- Data in this exercise:

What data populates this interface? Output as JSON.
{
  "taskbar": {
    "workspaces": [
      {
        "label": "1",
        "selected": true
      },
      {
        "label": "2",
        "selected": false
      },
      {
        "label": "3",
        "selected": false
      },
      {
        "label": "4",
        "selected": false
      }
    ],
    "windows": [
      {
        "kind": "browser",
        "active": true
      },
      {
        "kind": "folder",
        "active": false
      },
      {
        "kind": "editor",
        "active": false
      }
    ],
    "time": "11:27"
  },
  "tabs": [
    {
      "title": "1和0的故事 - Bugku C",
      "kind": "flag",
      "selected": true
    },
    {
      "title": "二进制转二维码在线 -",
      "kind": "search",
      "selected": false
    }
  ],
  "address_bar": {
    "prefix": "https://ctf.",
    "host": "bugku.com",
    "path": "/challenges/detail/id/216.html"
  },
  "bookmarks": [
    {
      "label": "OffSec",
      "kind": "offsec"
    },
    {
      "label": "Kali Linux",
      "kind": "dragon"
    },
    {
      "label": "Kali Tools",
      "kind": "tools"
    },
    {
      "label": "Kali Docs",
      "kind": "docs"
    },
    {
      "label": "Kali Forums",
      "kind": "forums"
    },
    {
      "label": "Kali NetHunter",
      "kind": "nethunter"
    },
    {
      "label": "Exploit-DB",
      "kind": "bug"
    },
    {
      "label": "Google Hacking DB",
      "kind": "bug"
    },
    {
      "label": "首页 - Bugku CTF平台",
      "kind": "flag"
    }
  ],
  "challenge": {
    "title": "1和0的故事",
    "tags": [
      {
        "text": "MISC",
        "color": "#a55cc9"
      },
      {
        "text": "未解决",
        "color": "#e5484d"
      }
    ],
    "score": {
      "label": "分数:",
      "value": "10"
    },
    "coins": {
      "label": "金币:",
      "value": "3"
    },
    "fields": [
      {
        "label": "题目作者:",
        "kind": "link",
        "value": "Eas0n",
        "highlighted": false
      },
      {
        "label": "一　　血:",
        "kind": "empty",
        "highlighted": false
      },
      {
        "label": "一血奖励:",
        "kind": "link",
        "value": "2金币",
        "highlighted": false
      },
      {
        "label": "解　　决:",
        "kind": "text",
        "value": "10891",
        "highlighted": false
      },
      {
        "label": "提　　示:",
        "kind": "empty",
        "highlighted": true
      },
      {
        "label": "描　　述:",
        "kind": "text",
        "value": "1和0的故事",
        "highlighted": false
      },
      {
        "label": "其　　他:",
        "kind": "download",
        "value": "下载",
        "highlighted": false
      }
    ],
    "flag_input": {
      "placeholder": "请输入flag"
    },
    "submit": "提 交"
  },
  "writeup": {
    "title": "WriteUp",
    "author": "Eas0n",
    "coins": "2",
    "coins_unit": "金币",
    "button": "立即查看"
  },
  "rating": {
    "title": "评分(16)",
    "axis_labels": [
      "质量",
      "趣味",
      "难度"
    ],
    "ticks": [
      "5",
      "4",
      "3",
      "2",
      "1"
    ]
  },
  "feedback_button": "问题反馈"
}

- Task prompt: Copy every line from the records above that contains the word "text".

- Completed task:
        "text": "MISC",
        "text": "未解决",
        "kind": "text",
        "kind": "text",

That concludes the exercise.